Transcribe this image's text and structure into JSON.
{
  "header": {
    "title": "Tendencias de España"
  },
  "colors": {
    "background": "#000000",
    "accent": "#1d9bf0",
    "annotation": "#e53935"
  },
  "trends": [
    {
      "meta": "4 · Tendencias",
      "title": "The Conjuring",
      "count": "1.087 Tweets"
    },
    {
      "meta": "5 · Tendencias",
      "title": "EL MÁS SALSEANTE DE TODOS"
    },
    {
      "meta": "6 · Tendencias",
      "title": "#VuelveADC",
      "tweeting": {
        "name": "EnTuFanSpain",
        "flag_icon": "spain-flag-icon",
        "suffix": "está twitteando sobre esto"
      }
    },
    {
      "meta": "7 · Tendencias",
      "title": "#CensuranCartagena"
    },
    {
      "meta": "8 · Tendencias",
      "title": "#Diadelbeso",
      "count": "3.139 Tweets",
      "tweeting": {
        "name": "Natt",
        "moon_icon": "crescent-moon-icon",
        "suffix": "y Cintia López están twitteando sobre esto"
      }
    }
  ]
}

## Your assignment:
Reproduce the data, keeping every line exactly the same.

## Exercise result:
Transcribe this image's text and structure into JSON.
{
  "header": {
    "title": "Tendencias de España"
  },
  "colors": {
    "background": "#000000",
    "accent": "#1d9bf0",
    "annotation": "#e53935"
  },
  "trends": [
    {
      "meta": "4 · Tendencias",
      "title": "The Conjuring",
      "count": "1.087 Tweets"
    },
    {
      "meta": "5 · Tendencias",
      "title": "EL MÁS SALSEANTE DE TODOS"
    },
    {
      "meta": "6 · Tendencias",
      "title": "#VuelveADC",
      "tweeting": {
        "name": "EnTuFanSpain",
        "flag_icon": "spain-flag-icon",
        "suffix": "está twitteando sobre esto"
      }
    },
    {
      "meta": "7 · Tendencias",
      "title": "#CensuranCartagena"
    },
    {
      "meta": "8 · Tendencias",
      "title": "#Diadelbeso",
      "count": "3.139 Tweets",
      "tweeting": {
        "name": "Natt",
        "moon_icon": "crescent-moon-icon",
        "suffix": "y Cintia López están twitteando sobre esto"
      }
    }
  ]
}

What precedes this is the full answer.